- **INPUT FOR THIS TASK**
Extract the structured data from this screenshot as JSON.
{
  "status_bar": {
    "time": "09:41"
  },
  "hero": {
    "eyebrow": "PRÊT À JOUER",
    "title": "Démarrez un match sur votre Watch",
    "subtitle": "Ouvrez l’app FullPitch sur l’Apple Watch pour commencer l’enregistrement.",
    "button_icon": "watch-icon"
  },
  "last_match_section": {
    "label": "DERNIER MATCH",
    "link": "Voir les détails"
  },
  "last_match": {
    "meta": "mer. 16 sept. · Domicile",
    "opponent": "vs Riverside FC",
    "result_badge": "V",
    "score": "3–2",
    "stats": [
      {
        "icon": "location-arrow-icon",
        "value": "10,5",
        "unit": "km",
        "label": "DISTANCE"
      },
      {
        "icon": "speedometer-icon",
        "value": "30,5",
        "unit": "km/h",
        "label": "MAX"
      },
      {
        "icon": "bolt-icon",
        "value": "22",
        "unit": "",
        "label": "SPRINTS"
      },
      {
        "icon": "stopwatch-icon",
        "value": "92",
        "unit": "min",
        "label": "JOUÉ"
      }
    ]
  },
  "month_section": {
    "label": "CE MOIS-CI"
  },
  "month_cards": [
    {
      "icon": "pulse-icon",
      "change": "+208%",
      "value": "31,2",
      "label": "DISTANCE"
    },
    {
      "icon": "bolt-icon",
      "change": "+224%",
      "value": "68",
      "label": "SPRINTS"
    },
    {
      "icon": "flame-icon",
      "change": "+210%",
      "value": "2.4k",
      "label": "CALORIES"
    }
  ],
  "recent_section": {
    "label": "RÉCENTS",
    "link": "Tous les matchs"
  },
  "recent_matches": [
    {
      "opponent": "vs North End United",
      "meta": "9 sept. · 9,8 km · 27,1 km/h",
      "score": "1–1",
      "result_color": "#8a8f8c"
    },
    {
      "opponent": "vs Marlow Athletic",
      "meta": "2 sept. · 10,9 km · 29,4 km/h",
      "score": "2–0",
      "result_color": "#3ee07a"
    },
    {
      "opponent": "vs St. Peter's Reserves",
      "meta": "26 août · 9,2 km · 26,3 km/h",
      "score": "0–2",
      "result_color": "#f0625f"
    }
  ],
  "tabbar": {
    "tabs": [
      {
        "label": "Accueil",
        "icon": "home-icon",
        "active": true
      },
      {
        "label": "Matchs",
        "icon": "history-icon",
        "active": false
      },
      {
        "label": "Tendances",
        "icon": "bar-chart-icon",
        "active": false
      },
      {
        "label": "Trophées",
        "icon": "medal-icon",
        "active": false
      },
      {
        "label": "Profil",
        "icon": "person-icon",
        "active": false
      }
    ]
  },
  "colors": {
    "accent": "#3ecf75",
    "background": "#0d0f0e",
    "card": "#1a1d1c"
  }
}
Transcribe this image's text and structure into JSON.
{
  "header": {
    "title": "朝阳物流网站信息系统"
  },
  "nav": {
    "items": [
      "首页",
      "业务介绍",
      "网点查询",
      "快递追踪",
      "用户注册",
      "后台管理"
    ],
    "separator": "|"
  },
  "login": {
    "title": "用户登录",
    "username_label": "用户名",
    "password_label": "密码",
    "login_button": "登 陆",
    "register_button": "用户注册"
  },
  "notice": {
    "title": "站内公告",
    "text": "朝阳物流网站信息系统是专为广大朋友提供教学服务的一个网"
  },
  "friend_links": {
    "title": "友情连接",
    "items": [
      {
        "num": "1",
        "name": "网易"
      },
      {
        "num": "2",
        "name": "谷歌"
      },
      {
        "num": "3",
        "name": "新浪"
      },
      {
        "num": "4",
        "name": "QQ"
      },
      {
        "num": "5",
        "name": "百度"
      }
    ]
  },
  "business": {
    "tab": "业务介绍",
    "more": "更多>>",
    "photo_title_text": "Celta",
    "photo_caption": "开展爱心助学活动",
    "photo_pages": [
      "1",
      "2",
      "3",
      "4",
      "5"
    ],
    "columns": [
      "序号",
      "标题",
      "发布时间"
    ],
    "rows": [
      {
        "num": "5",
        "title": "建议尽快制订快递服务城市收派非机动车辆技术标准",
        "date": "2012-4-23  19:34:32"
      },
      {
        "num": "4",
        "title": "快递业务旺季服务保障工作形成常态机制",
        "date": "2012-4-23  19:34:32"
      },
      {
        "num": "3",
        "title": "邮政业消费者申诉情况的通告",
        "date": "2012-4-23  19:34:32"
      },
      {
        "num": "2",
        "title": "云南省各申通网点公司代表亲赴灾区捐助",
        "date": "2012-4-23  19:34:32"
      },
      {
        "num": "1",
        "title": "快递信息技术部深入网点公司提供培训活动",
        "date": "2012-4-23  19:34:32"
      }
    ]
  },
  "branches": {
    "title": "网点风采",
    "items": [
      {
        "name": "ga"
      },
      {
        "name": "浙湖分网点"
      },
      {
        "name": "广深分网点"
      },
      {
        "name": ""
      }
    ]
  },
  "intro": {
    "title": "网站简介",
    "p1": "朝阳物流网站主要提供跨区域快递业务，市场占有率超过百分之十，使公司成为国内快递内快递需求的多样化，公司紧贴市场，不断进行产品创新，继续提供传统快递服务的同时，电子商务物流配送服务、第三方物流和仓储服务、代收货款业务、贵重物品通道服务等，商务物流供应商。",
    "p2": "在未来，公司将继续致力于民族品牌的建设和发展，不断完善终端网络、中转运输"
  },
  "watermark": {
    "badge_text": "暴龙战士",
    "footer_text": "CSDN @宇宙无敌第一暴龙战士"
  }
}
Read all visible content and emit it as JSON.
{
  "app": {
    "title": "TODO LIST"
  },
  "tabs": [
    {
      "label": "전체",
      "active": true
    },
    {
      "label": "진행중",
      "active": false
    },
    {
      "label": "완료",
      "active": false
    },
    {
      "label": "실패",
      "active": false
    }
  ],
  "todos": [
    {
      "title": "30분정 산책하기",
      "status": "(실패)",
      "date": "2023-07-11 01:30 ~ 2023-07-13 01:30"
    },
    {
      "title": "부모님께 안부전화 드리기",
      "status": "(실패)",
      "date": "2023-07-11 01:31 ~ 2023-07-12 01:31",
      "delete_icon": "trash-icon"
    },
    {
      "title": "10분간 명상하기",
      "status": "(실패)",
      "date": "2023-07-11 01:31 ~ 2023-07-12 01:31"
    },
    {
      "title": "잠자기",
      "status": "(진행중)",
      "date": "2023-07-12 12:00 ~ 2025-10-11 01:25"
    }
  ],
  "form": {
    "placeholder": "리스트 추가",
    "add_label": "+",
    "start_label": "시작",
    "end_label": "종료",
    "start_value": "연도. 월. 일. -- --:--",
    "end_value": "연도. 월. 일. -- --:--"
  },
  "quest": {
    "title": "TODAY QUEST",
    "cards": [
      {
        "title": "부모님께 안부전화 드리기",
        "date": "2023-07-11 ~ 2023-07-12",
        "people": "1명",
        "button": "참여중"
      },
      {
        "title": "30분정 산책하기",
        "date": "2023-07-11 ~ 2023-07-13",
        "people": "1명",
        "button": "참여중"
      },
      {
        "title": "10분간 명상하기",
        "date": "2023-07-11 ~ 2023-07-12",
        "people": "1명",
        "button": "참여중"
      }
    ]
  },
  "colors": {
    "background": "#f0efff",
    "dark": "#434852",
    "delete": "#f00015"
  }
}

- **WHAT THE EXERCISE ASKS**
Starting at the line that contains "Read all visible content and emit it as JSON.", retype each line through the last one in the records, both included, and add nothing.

- **YOUR SOLUTION**
Read all visible content and emit it as JSON.
{
  "app": {
    "title": "TODO LIST"
  },
  "tabs": [
    {
      "label": "전체",
      "active": true
    },
    {
      "label": "진행중",
      "active": false
    },
    {
      "label": "완료",
      "active": false
    },
    {
      "label": "실패",
      "active": false
    }
  ],
  "todos": [
    {
      "title": "30분정 산책하기",
      "status": "(실패)",
      "date": "2023-07-11 01:30 ~ 2023-07-13 01:30"
    },
    {
      "title": "부모님께 안부전화 드리기",
      "status": "(실패)",
      "date": "2023-07-11 01:31 ~ 2023-07-12 01:31",
      "delete_icon": "trash-icon"
    },
    {
      "title": "10분간 명상하기",
      "status": "(실패)",
      "date": "2023-07-11 01:31 ~ 2023-07-12 01:31"
    },
    {
      "title": "잠자기",
      "status": "(진행중)",
      "date": "2023-07-12 12:00 ~ 2025-10-11 01:25"
    }
  ],
  "form": {
    "placeholder": "리스트 추가",
    "add_label": "+",
    "start_label": "시작",
    "end_label": "종료",
    "start_value": "연도. 월. 일. -- --:--",
    "end_value": "연도. 월. 일. -- --:--"
  },
  "quest": {
    "title": "TODAY QUEST",
    "cards": [
      {
        "title": "부모님께 안부전화 드리기",
        "date": "2023-07-11 ~ 2023-07-12",
        "people": "1명",
        "button": "참여중"
      },
      {
        "title": "30분정 산책하기",
        "date": "2023-07-11 ~ 2023-07-13",
        "people": "1명",
        "button": "참여중"
      },
      {
        "title": "10분간 명상하기",
        "date": "2023-07-11 ~ 2023-07-12",
        "people": "1명",
        "button": "참여중"
      }
    ]
  },
  "colors": {
    "background": "#f0efff",
    "dark": "#434852",
    "delete": "#f00015"
  }
}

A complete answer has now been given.